**Provided records:**
◆ ◆ ◆ ◆ ◆ ◆ ◆

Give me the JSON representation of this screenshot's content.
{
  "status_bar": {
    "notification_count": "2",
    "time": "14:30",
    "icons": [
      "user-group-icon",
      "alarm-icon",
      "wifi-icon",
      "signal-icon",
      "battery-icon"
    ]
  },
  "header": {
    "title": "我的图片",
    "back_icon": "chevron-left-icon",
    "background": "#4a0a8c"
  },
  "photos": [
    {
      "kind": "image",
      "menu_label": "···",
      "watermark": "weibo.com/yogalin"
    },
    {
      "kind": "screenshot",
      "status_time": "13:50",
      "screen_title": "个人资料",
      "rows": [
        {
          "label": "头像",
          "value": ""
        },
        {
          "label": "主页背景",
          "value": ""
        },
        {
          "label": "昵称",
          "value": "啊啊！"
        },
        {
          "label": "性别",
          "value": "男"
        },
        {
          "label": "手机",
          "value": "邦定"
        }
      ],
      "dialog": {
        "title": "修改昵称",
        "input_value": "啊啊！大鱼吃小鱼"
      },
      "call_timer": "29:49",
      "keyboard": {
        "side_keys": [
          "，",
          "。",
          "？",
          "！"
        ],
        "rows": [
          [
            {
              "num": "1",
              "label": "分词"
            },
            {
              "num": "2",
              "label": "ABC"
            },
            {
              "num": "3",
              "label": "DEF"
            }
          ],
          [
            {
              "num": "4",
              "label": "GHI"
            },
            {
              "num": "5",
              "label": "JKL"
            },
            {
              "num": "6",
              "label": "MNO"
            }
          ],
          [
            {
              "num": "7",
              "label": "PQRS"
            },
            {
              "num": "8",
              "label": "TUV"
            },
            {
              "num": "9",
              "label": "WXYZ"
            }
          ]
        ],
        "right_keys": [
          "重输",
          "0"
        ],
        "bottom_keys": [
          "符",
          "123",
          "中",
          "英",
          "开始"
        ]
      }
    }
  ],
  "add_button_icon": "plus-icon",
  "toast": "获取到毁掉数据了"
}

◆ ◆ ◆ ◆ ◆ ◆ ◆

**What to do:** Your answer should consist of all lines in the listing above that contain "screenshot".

**Response box:**
Give me the JSON representation of this screenshot's content.
      "kind": "screenshot",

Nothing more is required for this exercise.